Griswold initiates 'triad' to protect senior citizens
By Janice Steinhagen - Staff Writer
Griswold - posted Fri., Jun. 28, 2013
In an effort to help local senior citizens avoid being victimized by scam artists, town and state officials have teamed with law enforcement and businesses to create a “triad” of prevention and protection. The new program was unveiled at a June 27 public meeting at the VFW Post 10004, attended by Assistant State Attorney General Phillip Rosario, as well as nearly 100 local older residents and community leaders.
Seniors are especially vulnerable to scam artists, said state Rep. Steven Mikutel (D-45). “They figure you have more money,” he said. “These are real predators who want to take your money away.” He told of a constituent who contacted him after “winning” the so-called "Spanish Lottery," wanting to check if it was legitimate. The resident was told that he had to provide a bank account number so the “winnings” could be deposited. “It took all I could possibly do to dissuade him,” said Mikutel. “I said, ‘It’s a fraud. You’re being set up.’”
A triad community uses a three-pronged approach involving law enforcement, local businesses and seniors themselves in learning how to avoid scams, educating others about them, and reporting when they happen, explained Crime Prevention Specialist Angela DeLeon of People’s United Bank. The concept originated more than 20 years ago in Virginia and has proven successful in Bridgeport, Conn., as well as in other communities, she said.
Besides their sizeable savings, seniors are an attractive target for identity thieves and other scammers because they came of age in a society where “your handshake was your word,” and thus tend to be more trusting of strangers, Rosario said. They may also be unfamiliar with financial issues because a spouse took care of those matters. In addition, as people age, they tend to grow isolated from their support system, he said.
Griswold senior Kathy Londe said that she thought the triad was a great idea. She herself was nearly the victim of identity theft during a vacation, when a cashier secretly used a hand-held scanner to swipe her credit card number. When Londe tried to use the card herself later, it was blocked, and her credit card company explained that someone else had tried to use it but didn’t know the answers to her security questions. “It was scary,” she said. “All they have to do is aim the scanner.”
Other scams involve phone calls from someone claiming to be a grandchild, saying they are overseas or in jail and need money. The caller will often say, “don’t tell mom or dad.”
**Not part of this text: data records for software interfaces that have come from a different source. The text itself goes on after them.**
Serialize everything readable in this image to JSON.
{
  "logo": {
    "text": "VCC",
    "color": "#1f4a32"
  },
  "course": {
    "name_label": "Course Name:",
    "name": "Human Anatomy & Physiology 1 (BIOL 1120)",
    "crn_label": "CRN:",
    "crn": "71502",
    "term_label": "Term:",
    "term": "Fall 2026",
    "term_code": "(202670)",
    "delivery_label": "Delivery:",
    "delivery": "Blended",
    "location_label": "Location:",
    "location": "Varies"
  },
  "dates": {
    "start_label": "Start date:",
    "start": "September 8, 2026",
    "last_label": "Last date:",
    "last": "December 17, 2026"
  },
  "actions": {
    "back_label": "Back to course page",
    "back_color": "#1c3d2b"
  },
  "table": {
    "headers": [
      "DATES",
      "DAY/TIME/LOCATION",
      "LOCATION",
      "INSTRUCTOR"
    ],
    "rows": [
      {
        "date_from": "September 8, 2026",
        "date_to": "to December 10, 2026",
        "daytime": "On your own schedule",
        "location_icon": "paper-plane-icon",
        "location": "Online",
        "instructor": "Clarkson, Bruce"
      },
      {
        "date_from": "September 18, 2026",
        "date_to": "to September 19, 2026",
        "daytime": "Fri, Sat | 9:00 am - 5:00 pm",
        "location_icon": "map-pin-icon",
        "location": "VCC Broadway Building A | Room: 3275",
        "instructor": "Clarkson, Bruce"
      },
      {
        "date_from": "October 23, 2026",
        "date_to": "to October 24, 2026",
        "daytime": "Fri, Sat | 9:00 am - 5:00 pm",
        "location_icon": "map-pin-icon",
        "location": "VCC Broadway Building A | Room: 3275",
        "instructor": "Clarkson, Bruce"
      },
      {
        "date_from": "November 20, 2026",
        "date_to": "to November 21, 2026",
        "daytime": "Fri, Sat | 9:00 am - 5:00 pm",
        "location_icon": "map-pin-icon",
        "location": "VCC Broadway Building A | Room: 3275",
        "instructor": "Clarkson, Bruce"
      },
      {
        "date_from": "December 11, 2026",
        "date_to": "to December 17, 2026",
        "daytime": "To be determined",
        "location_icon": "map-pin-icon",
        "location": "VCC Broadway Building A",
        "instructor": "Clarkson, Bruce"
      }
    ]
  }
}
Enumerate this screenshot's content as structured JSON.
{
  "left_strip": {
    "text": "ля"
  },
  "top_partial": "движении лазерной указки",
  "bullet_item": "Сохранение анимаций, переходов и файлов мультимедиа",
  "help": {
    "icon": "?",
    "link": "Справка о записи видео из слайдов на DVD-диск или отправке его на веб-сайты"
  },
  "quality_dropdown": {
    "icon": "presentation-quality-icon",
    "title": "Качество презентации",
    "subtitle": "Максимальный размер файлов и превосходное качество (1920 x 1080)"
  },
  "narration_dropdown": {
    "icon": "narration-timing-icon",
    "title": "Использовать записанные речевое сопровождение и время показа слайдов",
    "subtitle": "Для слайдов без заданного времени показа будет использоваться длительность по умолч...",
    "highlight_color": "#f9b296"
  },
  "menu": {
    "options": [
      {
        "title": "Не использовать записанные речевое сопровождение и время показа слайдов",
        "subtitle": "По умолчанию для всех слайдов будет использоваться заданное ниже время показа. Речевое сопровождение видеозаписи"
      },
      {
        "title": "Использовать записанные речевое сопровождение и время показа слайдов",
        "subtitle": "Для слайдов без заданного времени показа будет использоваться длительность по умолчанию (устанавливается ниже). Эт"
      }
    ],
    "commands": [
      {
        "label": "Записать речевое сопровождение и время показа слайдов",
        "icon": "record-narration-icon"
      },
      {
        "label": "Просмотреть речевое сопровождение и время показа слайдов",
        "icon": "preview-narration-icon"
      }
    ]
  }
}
“Anything they tell you you’ve got to keep secret is a big red flag,” said Rosario.
Rosario reminded seniors, “If something sounds too good to be true, it probably is. Guard your personal information. Treat it like it’s cash.” Don’t carry your Social Security card on your person, and don’t give out personal information, like Social Security or bank account numbers, over the phone. Check your bank and credit card statements for discrepancies so they can be caught early. Never wire money to someone unless you are positive you know who it is.
As a first project, the triad is adopting a “yellow dot” program set to be implemented in September, said Falck. Local seniors will be able to receive a yellow sticker and an accompanying folder, to be kept in their car’s glove box. The folder will provide such important information as name, address, medications, and whether the senior is a care-giver for someone else or for a pet. This information, while not sensitive, will help first responders to a medical or other emergency, and the yellow dot serves to alert them that the information is readily available in case of emergency, she said.
Resident State Trooper Jason McCarthy, Senior Center Director Tina Falck and Diane Kent of People’s United Bank took turns lighting three candles, and then signed a triad agreement, along with Rosario, Todd Babbitt of the Griswold Fire Department and First Selectman Philip Anthony.